[[ Input for this task, beginning ]]

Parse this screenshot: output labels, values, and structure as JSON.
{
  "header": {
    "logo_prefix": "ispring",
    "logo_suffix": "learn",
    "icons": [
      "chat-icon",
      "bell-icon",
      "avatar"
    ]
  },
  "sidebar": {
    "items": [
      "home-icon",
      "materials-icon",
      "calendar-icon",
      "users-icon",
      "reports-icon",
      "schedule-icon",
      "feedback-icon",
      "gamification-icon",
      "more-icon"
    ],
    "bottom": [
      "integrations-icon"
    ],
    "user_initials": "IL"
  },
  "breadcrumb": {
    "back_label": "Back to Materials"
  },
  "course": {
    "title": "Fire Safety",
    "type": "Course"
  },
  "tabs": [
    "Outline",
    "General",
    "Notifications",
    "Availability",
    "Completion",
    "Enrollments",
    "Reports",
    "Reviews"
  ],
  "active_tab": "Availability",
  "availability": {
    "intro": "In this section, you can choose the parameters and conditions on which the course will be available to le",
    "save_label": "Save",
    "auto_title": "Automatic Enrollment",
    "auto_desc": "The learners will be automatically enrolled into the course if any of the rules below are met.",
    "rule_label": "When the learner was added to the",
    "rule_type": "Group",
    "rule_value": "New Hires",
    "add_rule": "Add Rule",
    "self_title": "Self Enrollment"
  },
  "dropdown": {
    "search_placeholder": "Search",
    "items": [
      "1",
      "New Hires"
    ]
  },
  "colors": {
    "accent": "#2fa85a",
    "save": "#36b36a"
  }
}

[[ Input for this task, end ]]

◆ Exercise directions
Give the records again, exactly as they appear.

◆ Expected answer
Parse this screenshot: output labels, values, and structure as JSON.
{
  "header": {
    "logo_prefix": "ispring",
    "logo_suffix": "learn",
    "icons": [
      "chat-icon",
      "bell-icon",
      "avatar"
    ]
  },
  "sidebar": {
    "items": [
      "home-icon",
      "materials-icon",
      "calendar-icon",
      "users-icon",
      "reports-icon",
      "schedule-icon",
      "feedback-icon",
      "gamification-icon",
      "more-icon"
    ],
    "bottom": [
      "integrations-icon"
    ],
    "user_initials": "IL"
  },
  "breadcrumb": {
    "back_label": "Back to Materials"
  },
  "course": {
    "title": "Fire Safety",
    "type": "Course"
  },
  "tabs": [
    "Outline",
    "General",
    "Notifications",
    "Availability",
    "Completion",
    "Enrollments",
    "Reports",
    "Reviews"
  ],
  "active_tab": "Availability",
  "availability": {
    "intro": "In this section, you can choose the parameters and conditions on which the course will be available to le",
    "save_label": "Save",
    "auto_title": "Automatic Enrollment",
    "auto_desc": "The learners will be automatically enrolled into the course if any of the rules below are met.",
    "rule_label": "When the learner was added to the",
    "rule_type": "Group",
    "rule_value": "New Hires",
    "add_rule": "Add Rule",
    "self_title": "Self Enrollment"
  },
  "dropdown": {
    "search_placeholder": "Search",
    "items": [
      "1",
      "New Hires"
    ]
  },
  "colors": {
    "accent": "#2fa85a",
    "save": "#36b36a"
  }
}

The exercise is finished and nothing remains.